Telephone CPR has been shown to increase the incidence of bystander CPR and is expected to improve the outcomes of out-of-hospital cardiac arrests (OHCAs). The aim of present study was to clarify if the outcomes of bystander-witnessed OHCAs having CC-only and conventional CPR following telephone CPR may be better than those having no bystander CPR and if the type (CC-only and conventional) and origin (following telephone CPR and on bystander's own initiative) may affect the outcomes of bystander-witnessed OHCAs with bystander CPR.

Methods

From the Japanese nationwide database for 431,968 OHCAs that occurred from January 2005 to December 2008, we extracted and analyzed 112,144 bystander-witnessed OHCAs without any involvement of physicians, using multiple logistic regression analysis.

Results

The analysis for all bystander-witnessed OHCAs revealed that both CC-only and conventional CPR following telephone CPR produce better outcomes than no bystander CPR (Table 1). The analysis for bystander-witnessed OHCAs with bystander CPR disclosed that CPR on the bystander's own initiative produces a better outcome than CPR following telephone CPR (Table 2).

Table 1 Comparison of survival between OHCAs without bystander CPR and bystander CPR in bystander-witnessed OHCAs
Table 2 Effects of type and origin by bystander CPR on survival of bystander-witnessed OHCAs having bystander CPR

Conclusion

Telephone CPR improves the outcomes of bystander-witnessed OHCAS. However, efforts to increase the incidence of early CPR on the bystander's own initiative would be necessary to obtain a higher incidence of survival in bystander-witnessed OHCAs.

Author information

Correspondence to H Inaba.

Rights and permissions

Reprints and Permissions

About this article

Cite this article

Inaba, H., Kamikura, T., Takase, K. et al. CPR initiated after telephone-assisted instruction produces a better outcome of bystander-witnessed out-of-hospital cardiac arrests than no bystander CPR but is less effective than CPR on the bystander's own initiative.
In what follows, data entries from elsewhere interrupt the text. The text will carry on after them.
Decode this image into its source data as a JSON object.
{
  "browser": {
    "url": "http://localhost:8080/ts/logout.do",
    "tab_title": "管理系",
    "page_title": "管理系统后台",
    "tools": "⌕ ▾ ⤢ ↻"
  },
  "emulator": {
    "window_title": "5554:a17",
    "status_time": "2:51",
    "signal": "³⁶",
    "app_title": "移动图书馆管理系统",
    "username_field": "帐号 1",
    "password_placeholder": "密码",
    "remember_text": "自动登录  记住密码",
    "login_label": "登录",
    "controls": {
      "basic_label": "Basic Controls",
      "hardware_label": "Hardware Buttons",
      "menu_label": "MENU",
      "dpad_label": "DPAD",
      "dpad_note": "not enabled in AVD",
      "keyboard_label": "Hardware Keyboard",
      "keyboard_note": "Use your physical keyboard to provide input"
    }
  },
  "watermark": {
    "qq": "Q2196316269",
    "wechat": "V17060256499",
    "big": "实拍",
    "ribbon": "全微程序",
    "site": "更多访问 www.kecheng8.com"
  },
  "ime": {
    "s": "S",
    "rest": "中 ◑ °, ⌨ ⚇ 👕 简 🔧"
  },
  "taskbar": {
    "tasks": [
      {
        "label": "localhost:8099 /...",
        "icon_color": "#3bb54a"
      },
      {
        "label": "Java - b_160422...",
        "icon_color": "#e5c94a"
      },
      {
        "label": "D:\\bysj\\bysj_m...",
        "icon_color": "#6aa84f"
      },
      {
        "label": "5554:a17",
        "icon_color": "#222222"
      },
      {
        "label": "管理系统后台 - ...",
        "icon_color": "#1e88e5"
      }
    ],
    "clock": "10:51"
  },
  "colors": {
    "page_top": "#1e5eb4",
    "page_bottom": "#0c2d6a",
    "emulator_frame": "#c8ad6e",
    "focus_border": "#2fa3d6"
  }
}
Crit Care 16, P270 (2012). https://doi.org/10.1186/cc10877

Download citation

Keywords

  • Public Health
  • Regression Analysis
  • Logistic Regression
  • Logistic Regression Analysis
  • Emergency Medicine